*** Opening MATERIAL SUPPLIED ***
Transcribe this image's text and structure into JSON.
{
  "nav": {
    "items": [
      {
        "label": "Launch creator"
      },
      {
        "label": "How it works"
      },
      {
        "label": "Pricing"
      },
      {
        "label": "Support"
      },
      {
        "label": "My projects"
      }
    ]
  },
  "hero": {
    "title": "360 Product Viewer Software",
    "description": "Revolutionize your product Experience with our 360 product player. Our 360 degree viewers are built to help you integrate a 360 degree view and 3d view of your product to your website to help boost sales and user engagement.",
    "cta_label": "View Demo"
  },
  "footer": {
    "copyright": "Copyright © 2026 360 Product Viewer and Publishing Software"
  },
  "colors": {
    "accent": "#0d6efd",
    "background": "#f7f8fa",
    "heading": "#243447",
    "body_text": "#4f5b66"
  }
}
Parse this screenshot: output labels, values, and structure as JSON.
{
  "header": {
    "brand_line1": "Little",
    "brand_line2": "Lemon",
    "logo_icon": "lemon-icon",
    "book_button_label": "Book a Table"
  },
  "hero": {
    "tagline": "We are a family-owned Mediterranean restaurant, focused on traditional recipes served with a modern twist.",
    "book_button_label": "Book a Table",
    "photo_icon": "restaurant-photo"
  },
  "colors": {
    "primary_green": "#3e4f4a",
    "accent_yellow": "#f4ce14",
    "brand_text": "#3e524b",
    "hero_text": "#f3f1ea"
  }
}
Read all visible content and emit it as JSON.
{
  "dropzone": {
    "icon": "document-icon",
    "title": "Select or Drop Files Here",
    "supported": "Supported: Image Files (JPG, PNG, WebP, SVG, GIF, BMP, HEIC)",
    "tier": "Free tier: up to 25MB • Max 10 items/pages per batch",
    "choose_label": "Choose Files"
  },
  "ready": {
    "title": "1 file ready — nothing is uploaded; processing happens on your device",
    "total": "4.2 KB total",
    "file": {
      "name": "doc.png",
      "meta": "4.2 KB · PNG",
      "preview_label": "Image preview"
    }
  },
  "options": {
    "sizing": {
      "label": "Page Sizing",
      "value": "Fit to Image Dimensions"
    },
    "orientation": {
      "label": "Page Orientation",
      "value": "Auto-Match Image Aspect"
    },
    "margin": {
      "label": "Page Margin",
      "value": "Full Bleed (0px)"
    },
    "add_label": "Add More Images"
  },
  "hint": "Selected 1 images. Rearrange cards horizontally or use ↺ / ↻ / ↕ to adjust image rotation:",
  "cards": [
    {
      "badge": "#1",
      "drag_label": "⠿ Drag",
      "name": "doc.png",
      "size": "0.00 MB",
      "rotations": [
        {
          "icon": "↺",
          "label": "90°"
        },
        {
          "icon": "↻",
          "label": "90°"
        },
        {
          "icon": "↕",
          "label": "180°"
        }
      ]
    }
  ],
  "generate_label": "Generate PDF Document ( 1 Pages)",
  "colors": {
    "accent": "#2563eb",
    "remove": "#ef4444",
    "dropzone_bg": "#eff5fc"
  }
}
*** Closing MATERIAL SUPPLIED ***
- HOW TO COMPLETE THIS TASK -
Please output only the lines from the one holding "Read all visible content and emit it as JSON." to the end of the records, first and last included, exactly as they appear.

- RESPONSE TO THIS TASK -
Read all visible content and emit it as JSON.
{
  "dropzone": {
    "icon": "document-icon",
    "title": "Select or Drop Files Here",
    "supported": "Supported: Image Files (JPG, PNG, WebP, SVG, GIF, BMP, HEIC)",
    "tier": "Free tier: up to 25MB • Max 10 items/pages per batch",
    "choose_label": "Choose Files"
  },
  "ready": {
    "title": "1 file ready — nothing is uploaded; processing happens on your device",
    "total": "4.2 KB total",
    "file": {
      "name": "doc.png",
      "meta": "4.2 KB · PNG",
      "preview_label": "Image preview"
    }
  },
  "options": {
    "sizing": {
      "label": "Page Sizing",
      "value": "Fit to Image Dimensions"
    },
    "orientation": {
      "label": "Page Orientation",
      "value": "Auto-Match Image Aspect"
    },
    "margin": {
      "label": "Page Margin",
      "value": "Full Bleed (0px)"
    },
    "add_label": "Add More Images"
  },
  "hint": "Selected 1 images. Rearrange cards horizontally or use ↺ / ↻ / ↕ to adjust image rotation:",
  "cards": [
    {
      "badge": "#1",
      "drag_label": "⠿ Drag",
      "name": "doc.png",
      "size": "0.00 MB",
      "rotations": [
        {
          "icon": "↺",
          "label": "90°"
        },
        {
          "icon": "↻",
          "label": "90°"
        },
        {
          "icon": "↕",
          "label": "180°"
        }
      ]
    }
  ],
  "generate_label": "Generate PDF Document ( 1 Pages)",
  "colors": {
    "accent": "#2563eb",
    "remove": "#ef4444",
    "dropzone_bg": "#eff5fc"
  }
}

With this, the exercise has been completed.